Seek Out The Things That You Need
Everybody needs different things while they are grieving. Some people need a break from grieving and need to see their friends, to do normal things and talk about everyday trivial matters. Some people need to see counsellors to talk through all their feelings. You can and should seek out whatever you need. If you need to be away from your family so you can properly deal with the grief rather than it taking the backseat, that is fine. If you need to be around your family so you can lean on them or just for a sense of normalcy. That is also fine.
Do not hesitate to seek out the things that make you feel happy while you are grieving. Many people will take up activities they used to share with their loved one or pick up a hobby that the loved one enjoyed. Fond memories are blessings, and you should seek them out when you are ready.
Be honest with the people in your life. Tell them where you are and what you need. If you need a day out doing normal things with no death talk, then tell them. Most people have lost a loved one and will be extremely understanding.
Know What Is Grief and What Is Not
Losing a loved one can make us take stock of our lives. The death of a parent who had certain hopes for your life may tempt you to explore the path they wished for you. And the untimely death of someone may lead to the contemplation of the brevity of life.
Before you uproot your life, you need to really explore this urge for new directions. The death of a loved one can inspire positive change in our lives, but you need to consider whether you always wanted this change or if your grief is taking the wheel.

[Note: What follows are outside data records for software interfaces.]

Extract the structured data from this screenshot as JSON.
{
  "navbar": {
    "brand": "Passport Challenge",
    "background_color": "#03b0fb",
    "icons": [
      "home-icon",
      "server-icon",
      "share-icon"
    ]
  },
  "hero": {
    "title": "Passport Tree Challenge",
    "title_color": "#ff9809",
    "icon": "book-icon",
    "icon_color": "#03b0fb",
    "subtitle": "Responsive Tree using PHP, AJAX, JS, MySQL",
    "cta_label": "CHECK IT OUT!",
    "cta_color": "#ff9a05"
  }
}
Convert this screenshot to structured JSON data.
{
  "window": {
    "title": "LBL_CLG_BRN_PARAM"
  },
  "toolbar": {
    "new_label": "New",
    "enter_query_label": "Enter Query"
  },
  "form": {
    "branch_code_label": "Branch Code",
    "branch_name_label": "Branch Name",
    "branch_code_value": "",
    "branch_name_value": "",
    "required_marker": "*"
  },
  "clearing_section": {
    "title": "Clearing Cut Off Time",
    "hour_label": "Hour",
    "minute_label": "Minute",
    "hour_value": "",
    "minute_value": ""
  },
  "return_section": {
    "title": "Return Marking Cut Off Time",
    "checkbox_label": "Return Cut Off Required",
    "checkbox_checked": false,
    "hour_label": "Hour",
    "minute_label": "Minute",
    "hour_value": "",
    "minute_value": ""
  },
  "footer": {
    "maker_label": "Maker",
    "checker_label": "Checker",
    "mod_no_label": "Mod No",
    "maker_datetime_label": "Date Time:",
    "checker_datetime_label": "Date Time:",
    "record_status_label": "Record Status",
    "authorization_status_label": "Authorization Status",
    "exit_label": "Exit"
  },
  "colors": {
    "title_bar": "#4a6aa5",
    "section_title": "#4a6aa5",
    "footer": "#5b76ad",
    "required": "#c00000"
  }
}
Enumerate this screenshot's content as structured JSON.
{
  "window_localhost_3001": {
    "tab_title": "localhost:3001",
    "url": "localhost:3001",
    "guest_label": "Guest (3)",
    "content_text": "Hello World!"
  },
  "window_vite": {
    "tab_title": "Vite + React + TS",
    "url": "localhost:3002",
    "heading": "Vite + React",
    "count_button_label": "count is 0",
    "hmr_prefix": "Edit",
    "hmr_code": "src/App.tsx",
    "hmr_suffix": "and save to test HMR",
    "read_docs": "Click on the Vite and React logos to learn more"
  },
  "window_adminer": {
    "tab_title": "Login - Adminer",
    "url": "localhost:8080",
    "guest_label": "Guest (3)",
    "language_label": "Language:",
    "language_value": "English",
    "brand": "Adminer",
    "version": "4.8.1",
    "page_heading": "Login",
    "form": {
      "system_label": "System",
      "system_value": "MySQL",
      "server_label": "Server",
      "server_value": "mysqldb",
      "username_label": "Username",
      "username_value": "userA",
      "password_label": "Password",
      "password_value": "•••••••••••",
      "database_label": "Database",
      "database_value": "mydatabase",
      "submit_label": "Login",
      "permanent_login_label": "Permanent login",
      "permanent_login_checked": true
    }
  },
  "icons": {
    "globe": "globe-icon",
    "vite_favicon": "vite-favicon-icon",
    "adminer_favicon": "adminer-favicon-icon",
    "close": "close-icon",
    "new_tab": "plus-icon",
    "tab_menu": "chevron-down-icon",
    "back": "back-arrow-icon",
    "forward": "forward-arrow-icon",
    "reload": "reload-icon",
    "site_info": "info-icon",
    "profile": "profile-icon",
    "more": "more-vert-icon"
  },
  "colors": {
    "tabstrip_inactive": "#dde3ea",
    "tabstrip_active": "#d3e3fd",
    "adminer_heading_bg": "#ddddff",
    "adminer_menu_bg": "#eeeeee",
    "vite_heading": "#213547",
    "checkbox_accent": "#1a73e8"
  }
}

Take a little extra time before making huge decisions while you are grieving. Examine whether you would make the decision differently if you were not grieving. Where possible, you may want to put the decision on hold for a month or two to ensure your decision is not being driven by raw emotions.